Tagged with: citizenship
Kari Holtung - 19 June 2017
In the summer of 2015, as the third sector struggled with how to best respond to the refugee crisis, one of the few positive stories to emerge was the surge in volunteers keen to help. But it was also clear that the mainly small and under resourced organisations working with new refugees and asylum seekers lacked capacity to meet the increase in people needing support, and to properly manage the many local people offering assistance.
We at Pears were therefore delighted to join funders with particular expertise in this area in setting up the New Beginnings Fund, which offered grants to community groups across the UK to welcome and integrate refugees and asylum seekers in to the local community. In the first round of funding, released in June 2016, a total of £506,000 was awarded to local groups.
One of the projects which received a grant was former JHub resident The Bike Project. Asylum seekers are not allowed to gain employment, and the cost of travel in London makes it difficult to access services such as solicitors and food banks. The Bike Project repairs donated bikes to give to refugees and asylum seekers, allowing them a degree of independence and a cost effective way of getting around London. “It’s like I have new wings,” said Maizer Ramadan, an asylum seeker from Sudan.
Following the success of the first round, new funders including BBC Children in Need contributed to a second round of New Beginnings, this time with a particular focus on groups welcoming refugee and asylum seeking children, including unaccompanied children. Again managed by UK Community Foundations and disbursed through community foundations across the UK, round two grants were made this spring to communities that didn’t have access to the first round, so that all areas of the UK have had a chance to apply to the New Beginnings Fund.
Projects funded range from counselling and advice services, to opportunities for refugees to share their skills with the local community and events which enable the wider community and refugees and asylum seekers to spend time together, encouraging community-based volunteering and potentially widening support networks.

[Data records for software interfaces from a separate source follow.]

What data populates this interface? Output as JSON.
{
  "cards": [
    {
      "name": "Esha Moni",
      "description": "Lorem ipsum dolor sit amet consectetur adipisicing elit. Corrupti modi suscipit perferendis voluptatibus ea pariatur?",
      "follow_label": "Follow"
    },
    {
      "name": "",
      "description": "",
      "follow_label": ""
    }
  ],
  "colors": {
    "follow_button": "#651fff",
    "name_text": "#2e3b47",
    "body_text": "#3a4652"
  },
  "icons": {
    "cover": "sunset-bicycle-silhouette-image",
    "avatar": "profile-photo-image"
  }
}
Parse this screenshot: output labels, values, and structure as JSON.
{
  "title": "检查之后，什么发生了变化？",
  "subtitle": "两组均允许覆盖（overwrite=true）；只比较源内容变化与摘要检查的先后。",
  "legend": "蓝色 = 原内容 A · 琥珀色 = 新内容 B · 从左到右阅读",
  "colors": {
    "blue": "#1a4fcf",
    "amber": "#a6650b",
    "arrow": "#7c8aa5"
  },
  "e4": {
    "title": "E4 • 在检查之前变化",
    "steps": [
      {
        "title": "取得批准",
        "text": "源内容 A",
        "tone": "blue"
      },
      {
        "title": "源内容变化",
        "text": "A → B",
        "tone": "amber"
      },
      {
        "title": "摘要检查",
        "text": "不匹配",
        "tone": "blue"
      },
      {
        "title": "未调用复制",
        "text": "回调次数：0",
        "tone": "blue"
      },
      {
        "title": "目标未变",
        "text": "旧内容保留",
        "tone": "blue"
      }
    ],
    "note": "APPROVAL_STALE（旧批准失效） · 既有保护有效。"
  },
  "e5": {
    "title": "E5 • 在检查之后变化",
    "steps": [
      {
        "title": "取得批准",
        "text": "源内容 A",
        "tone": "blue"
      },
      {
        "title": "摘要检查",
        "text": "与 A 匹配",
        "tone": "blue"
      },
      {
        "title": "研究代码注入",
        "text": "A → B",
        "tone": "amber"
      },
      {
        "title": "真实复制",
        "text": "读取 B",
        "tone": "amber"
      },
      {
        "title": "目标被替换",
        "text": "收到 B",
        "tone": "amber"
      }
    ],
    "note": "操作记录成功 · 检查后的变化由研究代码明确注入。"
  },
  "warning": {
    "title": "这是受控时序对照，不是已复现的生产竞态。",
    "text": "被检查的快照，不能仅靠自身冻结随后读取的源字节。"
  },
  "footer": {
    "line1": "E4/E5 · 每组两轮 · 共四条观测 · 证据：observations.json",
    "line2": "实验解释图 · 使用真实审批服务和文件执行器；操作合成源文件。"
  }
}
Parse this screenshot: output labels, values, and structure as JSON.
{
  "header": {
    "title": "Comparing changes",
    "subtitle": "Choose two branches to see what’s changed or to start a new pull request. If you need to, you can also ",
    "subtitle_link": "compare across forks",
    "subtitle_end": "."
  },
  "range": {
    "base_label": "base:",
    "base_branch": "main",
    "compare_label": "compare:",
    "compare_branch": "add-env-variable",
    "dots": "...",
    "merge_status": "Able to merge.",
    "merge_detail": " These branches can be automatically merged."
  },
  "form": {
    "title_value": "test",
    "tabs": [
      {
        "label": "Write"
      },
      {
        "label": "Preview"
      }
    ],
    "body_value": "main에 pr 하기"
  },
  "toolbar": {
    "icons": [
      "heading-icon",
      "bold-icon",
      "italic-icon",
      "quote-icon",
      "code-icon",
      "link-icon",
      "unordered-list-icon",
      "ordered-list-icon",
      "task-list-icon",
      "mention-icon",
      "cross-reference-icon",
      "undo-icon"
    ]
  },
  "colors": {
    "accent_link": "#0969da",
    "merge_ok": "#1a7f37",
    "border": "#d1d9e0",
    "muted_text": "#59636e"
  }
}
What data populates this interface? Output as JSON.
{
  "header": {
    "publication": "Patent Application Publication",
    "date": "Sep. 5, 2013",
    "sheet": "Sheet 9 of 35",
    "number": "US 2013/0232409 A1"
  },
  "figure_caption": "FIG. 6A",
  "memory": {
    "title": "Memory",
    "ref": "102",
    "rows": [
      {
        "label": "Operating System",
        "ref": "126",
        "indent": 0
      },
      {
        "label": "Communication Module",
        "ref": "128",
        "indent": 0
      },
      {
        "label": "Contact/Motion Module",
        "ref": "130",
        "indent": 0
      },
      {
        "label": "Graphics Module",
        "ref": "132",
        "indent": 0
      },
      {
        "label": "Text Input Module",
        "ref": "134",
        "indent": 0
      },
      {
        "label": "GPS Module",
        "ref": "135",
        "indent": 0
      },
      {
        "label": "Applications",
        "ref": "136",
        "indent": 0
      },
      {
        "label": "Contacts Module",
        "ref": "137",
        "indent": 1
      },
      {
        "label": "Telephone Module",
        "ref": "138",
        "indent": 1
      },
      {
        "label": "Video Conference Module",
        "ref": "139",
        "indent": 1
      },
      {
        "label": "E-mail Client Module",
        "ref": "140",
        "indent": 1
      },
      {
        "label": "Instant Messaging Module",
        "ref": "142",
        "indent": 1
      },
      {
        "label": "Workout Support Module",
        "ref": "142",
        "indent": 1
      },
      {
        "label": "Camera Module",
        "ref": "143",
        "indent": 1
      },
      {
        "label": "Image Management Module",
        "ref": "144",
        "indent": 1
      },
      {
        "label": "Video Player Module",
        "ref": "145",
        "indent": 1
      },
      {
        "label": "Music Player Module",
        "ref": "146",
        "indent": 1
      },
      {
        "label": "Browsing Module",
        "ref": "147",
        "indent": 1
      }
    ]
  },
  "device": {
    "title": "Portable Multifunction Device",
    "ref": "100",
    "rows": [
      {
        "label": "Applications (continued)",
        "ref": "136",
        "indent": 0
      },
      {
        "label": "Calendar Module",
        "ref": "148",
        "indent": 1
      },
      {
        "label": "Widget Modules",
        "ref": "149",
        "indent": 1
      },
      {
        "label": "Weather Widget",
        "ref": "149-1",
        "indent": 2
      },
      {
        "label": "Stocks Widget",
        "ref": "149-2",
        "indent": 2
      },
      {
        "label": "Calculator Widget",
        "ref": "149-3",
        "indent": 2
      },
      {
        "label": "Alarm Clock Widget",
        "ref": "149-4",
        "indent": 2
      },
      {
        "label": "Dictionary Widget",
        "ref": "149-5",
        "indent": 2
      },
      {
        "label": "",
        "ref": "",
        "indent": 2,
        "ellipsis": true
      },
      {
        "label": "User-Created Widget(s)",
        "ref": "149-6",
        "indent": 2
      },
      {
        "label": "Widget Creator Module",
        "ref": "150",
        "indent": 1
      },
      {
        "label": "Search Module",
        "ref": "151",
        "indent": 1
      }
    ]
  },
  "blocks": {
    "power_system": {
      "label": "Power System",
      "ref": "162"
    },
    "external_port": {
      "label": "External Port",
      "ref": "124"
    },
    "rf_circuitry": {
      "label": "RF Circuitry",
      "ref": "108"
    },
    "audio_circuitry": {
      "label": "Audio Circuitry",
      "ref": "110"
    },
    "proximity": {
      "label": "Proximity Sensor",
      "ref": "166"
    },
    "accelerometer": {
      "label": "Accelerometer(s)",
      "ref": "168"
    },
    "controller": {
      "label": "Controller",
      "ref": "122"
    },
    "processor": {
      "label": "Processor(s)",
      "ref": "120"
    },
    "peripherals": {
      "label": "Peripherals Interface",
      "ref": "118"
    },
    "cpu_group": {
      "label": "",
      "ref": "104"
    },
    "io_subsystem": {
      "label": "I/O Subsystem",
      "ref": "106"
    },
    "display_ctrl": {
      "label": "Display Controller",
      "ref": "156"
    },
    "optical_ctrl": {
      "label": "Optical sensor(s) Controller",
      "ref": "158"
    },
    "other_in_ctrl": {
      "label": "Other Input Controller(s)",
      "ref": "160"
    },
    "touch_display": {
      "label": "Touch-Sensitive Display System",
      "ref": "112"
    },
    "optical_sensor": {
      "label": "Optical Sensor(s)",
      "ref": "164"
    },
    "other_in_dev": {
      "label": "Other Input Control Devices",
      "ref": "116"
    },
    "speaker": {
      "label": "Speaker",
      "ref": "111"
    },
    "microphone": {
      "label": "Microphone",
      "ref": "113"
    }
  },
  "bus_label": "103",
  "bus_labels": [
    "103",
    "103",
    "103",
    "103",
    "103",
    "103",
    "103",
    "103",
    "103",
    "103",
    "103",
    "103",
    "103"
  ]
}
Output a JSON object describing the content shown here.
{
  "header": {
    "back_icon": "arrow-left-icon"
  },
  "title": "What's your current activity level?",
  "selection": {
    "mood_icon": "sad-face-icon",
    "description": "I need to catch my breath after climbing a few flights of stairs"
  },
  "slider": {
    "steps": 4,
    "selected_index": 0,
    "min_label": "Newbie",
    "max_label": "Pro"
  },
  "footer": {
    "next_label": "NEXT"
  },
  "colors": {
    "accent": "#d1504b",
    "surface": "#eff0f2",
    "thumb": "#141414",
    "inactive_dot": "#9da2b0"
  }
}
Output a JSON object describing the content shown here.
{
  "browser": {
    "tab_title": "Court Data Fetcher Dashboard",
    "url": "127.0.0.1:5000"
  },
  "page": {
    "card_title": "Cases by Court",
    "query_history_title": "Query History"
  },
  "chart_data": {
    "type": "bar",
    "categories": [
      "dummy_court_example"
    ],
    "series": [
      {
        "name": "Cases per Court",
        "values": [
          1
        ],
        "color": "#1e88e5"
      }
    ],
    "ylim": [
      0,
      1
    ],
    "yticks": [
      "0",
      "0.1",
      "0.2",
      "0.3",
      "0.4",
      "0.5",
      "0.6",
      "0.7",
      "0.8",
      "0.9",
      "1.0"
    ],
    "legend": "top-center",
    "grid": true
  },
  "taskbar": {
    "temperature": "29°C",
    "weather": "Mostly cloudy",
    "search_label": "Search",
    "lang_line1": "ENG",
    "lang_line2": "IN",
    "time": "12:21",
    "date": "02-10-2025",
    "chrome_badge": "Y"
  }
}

The New Beginnings Fund has been a genuinely collaborative effort and is a great example of sector partners meeting new challenges by pooling not only funding but also expertise.